**Excerpts from an interface dataset**.

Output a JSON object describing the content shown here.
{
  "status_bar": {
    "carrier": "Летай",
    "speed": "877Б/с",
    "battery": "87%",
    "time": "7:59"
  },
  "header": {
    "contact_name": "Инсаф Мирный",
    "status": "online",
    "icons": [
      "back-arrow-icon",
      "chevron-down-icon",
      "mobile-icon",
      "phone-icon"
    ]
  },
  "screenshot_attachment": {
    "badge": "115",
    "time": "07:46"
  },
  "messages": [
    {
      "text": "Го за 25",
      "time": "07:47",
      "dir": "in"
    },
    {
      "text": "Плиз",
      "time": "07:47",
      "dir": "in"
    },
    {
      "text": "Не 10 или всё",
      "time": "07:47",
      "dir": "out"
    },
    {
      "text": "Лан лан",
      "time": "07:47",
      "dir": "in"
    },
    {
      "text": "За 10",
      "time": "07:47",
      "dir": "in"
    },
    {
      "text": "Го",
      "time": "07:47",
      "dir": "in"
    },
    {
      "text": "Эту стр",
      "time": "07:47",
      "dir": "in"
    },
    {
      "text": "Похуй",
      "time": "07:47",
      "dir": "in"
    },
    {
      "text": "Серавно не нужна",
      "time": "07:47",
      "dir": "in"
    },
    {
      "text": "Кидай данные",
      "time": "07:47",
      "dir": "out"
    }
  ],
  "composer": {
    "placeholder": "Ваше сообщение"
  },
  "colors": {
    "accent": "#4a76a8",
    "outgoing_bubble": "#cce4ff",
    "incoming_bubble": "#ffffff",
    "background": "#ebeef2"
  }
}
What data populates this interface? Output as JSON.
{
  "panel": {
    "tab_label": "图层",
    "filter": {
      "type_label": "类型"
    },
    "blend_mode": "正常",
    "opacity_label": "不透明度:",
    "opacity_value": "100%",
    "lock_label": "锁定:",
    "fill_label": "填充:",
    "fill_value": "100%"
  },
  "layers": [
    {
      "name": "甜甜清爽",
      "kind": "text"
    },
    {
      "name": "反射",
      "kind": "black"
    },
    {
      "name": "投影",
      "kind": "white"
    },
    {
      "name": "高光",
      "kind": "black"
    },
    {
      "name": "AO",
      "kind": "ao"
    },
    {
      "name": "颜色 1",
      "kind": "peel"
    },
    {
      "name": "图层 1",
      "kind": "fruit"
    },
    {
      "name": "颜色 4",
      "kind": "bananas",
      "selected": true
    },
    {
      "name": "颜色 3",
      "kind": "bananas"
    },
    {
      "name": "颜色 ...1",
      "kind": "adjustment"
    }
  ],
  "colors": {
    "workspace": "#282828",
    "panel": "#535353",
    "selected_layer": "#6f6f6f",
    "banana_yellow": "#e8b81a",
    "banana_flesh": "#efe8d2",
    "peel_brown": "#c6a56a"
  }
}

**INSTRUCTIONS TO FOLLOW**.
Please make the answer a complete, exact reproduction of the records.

**RESPONSE TO THIS TASK**.
Output a JSON object describing the content shown here.
{
  "status_bar": {
    "carrier": "Летай",
    "speed": "877Б/с",
    "battery": "87%",
    "time": "7:59"
  },
  "header": {
    "contact_name": "Инсаф Мирный",
    "status": "online",
    "icons": [
      "back-arrow-icon",
      "chevron-down-icon",
      "mobile-icon",
      "phone-icon"
    ]
  },
  "screenshot_attachment": {
    "badge": "115",
    "time": "07:46"
  },
  "messages": [
    {
      "text": "Го за 25",
      "time": "07:47",
      "dir": "in"
    },
    {
      "text": "Плиз",
      "time": "07:47",
      "dir": "in"
    },
    {
      "text": "Не 10 или всё",
      "time": "07:47",
      "dir": "out"
    },
    {
      "text": "Лан лан",
      "time": "07:47",
      "dir": "in"
    },
    {
      "text": "За 10",
      "time": "07:47",
      "dir": "in"
    },
    {
      "text": "Го",
      "time": "07:47",
      "dir": "in"
    },
    {
      "text": "Эту стр",
      "time": "07:47",
      "dir": "in"
    },
    {
      "text": "Похуй",
      "time": "07:47",
      "dir": "in"
    },
    {
      "text": "Серавно не нужна",
      "time": "07:47",
      "dir": "in"
    },
    {
      "text": "Кидай данные",
      "time": "07:47",
      "dir": "out"
    }
  ],
  "composer": {
    "placeholder": "Ваше сообщение"
  },
  "colors": {
    "accent": "#4a76a8",
    "outgoing_bubble": "#cce4ff",
    "incoming_bubble": "#ffffff",
    "background": "#ebeef2"
  }
}
What data populates this interface? Output as JSON.
{
  "panel": {
    "tab_label": "图层",
    "filter": {
      "type_label": "类型"
    },
    "blend_mode": "正常",
    "opacity_label": "不透明度:",
    "opacity_value": "100%",
    "lock_label": "锁定:",
    "fill_label": "填充:",
    "fill_value": "100%"
  },
  "layers": [
    {
      "name": "甜甜清爽",
      "kind": "text"
    },
    {
      "name": "反射",
      "kind": "black"
    },
    {
      "name": "投影",
      "kind": "white"
    },
    {
      "name": "高光",
      "kind": "black"
    },
    {
      "name": "AO",
      "kind": "ao"
    },
    {
      "name": "颜色 1",
      "kind": "peel"
    },
    {
      "name": "图层 1",
      "kind": "fruit"
    },
    {
      "name": "颜色 4",
      "kind": "bananas",
      "selected": true
    },
    {
      "name": "颜色 3",
      "kind": "bananas"
    },
    {
      "name": "颜色 ...1",
      "kind": "adjustment"
    }
  ],
  "colors": {
    "workspace": "#282828",
    "panel": "#535353",
    "selected_layer": "#6f6f6f",
    "banana_yellow": "#e8b81a",
    "banana_flesh": "#efe8d2",
    "peel_brown": "#c6a56a"
  }
}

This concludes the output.